→ Records for this task:
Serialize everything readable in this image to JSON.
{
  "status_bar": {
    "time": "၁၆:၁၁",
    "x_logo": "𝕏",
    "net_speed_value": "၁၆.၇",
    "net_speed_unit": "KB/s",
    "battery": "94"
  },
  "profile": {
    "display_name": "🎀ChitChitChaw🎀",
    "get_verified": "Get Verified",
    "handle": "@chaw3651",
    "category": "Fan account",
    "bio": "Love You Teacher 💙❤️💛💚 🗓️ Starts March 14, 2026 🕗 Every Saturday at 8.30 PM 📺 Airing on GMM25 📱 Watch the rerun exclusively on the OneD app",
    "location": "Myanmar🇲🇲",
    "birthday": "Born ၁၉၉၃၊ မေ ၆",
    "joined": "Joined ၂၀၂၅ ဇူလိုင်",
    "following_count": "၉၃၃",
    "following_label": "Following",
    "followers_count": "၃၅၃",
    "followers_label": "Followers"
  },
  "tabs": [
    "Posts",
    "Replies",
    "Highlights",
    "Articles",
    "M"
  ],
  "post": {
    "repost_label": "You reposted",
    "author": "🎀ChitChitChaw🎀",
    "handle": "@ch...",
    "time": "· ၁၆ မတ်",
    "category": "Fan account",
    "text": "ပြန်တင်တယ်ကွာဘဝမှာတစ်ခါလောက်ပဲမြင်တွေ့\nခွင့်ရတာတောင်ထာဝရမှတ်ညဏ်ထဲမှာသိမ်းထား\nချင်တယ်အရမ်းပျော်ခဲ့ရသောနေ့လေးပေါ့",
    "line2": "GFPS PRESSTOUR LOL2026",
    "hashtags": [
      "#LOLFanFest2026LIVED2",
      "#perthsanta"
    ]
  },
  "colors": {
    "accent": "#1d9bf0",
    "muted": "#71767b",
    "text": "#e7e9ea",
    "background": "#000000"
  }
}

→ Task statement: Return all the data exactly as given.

→ Task response:
Serialize everything readable in this image to JSON.
{
  "status_bar": {
    "time": "၁၆:၁၁",
    "x_logo": "𝕏",
    "net_speed_value": "၁၆.၇",
    "net_speed_unit": "KB/s",
    "battery": "94"
  },
  "profile": {
    "display_name": "🎀ChitChitChaw🎀",
    "get_verified": "Get Verified",
    "handle": "@chaw3651",
    "category": "Fan account",
    "bio": "Love You Teacher 💙❤️💛💚 🗓️ Starts March 14, 2026 🕗 Every Saturday at 8.30 PM 📺 Airing on GMM25 📱 Watch the rerun exclusively on the OneD app",
    "location": "Myanmar🇲🇲",
    "birthday": "Born ၁၉၉၃၊ မေ ၆",
    "joined": "Joined ၂၀၂၅ ဇူလိုင်",
    "following_count": "၉၃၃",
    "following_label": "Following",
    "followers_count": "၃၅၃",
    "followers_label": "Followers"
  },
  "tabs": [
    "Posts",
    "Replies",
    "Highlights",
    "Articles",
    "M"
  ],
  "post": {
    "repost_label": "You reposted",
    "author": "🎀ChitChitChaw🎀",
    "handle": "@ch...",
    "time": "· ၁၆ မတ်",
    "category": "Fan account",
    "text": "ပြန်တင်တယ်ကွာဘဝမှာတစ်ခါလောက်ပဲမြင်တွေ့\nခွင့်ရတာတောင်ထာဝရမှတ်ညဏ်ထဲမှာသိမ်းထား\nချင်တယ်အရမ်းပျော်ခဲ့ရသောနေ့လေးပေါ့",
    "line2": "GFPS PRESSTOUR LOL2026",
    "hashtags": [
      "#LOLFanFest2026LIVED2",
      "#perthsanta"
    ]
  },
  "colors": {
    "accent": "#1d9bf0",
    "muted": "#71767b",
    "text": "#e7e9ea",
    "background": "#000000"
  }
}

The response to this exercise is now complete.